Olive Oil is produced by crushing the olive fruit including the stone into a paste and then extracting the oil from it. There are two ways of doing this: the traditional method using grindstones for the crushing and churning of the fruit and means of pressure to extract the oil; and the modern method using large mills to transform the olive fruit into paste and centrifuges for oil extraction.
For an easy understanding of the process of the olive oil production, we will be looking at the traditional method.
- Either process starts with the olive harvest.
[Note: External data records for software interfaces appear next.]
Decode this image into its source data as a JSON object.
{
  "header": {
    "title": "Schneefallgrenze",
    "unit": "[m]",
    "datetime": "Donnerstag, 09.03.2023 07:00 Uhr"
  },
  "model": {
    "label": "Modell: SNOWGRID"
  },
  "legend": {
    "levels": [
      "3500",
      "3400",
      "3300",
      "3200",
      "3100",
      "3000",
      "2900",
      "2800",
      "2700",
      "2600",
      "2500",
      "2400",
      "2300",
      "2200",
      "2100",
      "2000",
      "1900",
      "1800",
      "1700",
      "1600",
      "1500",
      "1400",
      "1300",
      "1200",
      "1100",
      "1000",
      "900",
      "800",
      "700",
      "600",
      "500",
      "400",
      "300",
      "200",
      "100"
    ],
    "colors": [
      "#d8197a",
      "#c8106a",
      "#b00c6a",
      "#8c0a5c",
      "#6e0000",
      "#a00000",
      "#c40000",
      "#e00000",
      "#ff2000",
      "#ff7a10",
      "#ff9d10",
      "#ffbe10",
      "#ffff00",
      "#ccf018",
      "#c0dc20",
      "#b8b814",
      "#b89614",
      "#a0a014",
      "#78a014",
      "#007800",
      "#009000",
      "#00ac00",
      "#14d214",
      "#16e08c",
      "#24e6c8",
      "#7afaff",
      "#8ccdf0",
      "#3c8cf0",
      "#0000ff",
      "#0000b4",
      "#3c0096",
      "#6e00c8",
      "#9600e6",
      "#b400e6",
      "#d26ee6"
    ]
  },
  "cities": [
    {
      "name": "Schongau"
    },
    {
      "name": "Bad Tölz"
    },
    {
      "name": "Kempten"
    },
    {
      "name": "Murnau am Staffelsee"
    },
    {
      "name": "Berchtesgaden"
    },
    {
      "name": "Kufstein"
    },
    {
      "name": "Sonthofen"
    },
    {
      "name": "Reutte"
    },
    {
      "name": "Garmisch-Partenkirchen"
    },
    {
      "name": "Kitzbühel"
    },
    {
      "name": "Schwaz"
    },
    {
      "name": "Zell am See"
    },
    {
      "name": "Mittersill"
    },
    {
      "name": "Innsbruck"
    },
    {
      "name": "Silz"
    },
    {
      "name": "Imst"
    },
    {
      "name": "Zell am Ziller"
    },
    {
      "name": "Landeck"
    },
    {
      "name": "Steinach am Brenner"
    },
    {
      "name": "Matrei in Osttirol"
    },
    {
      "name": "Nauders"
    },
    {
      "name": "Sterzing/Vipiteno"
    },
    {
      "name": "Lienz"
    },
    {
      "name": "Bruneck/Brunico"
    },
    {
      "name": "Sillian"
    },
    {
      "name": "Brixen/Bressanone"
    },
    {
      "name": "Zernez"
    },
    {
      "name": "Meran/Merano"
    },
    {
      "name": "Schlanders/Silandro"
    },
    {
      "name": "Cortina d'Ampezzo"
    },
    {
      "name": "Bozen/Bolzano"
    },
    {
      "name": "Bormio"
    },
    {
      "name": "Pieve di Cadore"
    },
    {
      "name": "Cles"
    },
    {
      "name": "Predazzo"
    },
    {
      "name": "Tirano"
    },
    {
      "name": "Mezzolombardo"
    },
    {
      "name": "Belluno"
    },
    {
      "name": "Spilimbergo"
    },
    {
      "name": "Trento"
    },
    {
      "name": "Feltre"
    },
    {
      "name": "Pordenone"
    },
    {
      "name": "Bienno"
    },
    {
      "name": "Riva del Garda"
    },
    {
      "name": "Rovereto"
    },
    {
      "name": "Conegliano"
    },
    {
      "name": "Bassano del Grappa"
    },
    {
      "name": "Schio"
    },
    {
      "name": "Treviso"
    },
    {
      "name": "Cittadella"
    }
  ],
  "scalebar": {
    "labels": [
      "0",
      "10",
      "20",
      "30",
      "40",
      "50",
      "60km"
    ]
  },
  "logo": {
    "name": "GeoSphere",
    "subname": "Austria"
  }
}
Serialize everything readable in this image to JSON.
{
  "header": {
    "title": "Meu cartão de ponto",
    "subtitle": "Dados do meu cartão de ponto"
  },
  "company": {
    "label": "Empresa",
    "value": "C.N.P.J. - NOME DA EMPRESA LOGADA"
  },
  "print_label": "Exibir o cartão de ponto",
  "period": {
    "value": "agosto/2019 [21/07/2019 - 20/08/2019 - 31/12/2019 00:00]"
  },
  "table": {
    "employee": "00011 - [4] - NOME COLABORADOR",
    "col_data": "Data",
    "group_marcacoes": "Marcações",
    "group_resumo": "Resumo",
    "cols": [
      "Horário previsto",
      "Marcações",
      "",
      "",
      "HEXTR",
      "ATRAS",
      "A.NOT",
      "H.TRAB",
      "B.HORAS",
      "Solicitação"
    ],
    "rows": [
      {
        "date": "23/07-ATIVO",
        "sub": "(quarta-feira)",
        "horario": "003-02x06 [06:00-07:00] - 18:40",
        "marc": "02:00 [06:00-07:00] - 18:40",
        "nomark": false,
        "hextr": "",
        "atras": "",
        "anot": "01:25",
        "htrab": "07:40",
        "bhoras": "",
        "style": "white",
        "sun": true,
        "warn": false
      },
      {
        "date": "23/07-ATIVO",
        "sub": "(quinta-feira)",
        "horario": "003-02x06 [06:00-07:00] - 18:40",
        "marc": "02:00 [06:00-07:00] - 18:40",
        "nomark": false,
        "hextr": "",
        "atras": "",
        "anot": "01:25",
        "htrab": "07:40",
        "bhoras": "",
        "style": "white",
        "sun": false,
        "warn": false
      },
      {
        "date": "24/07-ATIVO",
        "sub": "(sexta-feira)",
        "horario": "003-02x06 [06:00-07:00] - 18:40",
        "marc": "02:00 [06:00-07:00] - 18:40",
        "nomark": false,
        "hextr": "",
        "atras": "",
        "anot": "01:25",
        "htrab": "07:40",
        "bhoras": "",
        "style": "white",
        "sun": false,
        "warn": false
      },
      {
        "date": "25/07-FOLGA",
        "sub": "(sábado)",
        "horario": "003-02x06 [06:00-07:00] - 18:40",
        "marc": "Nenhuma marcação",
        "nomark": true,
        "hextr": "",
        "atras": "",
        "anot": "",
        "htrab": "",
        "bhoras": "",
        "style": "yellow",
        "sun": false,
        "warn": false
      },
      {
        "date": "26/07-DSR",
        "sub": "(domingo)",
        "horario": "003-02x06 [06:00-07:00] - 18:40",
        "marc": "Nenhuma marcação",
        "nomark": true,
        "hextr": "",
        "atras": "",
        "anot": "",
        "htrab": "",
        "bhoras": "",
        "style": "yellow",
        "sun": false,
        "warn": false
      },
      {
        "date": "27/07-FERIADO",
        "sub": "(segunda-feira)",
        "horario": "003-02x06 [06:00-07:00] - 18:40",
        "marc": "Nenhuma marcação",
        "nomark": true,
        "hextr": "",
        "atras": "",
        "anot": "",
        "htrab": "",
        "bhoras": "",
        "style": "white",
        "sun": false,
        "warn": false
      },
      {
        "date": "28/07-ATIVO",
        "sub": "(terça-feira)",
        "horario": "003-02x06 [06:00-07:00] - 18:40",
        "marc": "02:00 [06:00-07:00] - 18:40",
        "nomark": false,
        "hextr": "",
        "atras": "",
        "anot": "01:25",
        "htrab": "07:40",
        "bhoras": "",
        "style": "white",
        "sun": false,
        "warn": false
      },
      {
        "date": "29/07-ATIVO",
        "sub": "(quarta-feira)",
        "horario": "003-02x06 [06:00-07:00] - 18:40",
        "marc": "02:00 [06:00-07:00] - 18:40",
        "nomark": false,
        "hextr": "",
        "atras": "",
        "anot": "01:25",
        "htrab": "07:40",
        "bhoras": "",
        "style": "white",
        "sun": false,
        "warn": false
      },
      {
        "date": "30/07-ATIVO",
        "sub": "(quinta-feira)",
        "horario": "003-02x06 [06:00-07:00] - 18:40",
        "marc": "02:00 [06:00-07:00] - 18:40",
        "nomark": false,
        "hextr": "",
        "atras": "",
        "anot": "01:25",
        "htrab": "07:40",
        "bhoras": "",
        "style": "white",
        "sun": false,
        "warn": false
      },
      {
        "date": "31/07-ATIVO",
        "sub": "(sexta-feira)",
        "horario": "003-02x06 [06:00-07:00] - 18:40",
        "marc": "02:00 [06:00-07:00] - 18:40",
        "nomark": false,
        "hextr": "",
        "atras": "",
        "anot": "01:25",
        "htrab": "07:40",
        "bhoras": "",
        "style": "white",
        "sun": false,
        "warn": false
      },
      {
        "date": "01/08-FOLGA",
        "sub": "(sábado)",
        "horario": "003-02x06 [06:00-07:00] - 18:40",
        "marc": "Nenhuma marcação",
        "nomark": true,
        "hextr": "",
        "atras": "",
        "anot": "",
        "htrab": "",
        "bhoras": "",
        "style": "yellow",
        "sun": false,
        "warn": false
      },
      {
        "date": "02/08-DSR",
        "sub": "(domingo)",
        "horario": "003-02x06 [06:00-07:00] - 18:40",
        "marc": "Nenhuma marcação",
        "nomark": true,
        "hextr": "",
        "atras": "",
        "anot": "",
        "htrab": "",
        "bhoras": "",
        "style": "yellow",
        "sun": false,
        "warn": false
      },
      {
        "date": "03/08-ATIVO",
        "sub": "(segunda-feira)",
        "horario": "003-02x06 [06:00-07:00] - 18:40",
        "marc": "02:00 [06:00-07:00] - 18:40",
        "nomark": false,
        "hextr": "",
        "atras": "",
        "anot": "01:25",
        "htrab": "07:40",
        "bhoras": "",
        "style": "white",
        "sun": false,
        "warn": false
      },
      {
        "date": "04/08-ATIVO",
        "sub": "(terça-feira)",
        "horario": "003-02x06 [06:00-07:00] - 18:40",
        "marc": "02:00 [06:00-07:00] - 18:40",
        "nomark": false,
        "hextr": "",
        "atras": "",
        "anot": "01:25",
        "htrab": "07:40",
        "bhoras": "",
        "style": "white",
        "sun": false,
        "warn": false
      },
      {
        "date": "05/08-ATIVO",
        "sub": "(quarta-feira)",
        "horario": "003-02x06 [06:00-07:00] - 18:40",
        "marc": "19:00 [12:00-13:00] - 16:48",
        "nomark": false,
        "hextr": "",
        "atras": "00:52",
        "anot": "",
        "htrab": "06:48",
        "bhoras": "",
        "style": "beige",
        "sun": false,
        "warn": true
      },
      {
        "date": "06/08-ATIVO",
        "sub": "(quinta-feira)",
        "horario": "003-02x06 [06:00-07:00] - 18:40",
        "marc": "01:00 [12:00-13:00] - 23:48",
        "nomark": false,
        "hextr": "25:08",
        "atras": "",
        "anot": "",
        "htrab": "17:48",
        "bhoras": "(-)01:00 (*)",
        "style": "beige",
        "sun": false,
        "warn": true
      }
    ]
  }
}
The farmer needs to be attentive and observe the right moment with the correct stage of maturity, taking all due care during the harvest not to damage the fruits.
- Once garnered, the crop is fed into the mill, where stalks and leafs are removed for the following stage – washing.
- Next, grindstones proceed to crush the olives (stones included) and obtain a mass that is a mixture of solids (pulp, skin and stone), and liquids (vegetal water and olive oil).
- Now, the mass obtained (olive paste) in the crushing is pressed at room temperature between natural fiber mats, thus separating the solids from the liquid.
- The liquid then undergoes decantation, by which the olive oil ends up floating in the denser water. Once fully separated, the water is drained off to leave the oil.
- Once the oil has been obtained, it is classified by specialist tasters making an initial degustation and then sending it to a lab for further tests regarding the acidity.
The remaining solid mass after pressing might be further processed because it still contains a small amount of oil. It cannot be extracted by further pressing and is therefore submitted to a chemical process in a plant using solvents. The resulting oil (no longer olive oil!) is called pomace oil in the United States.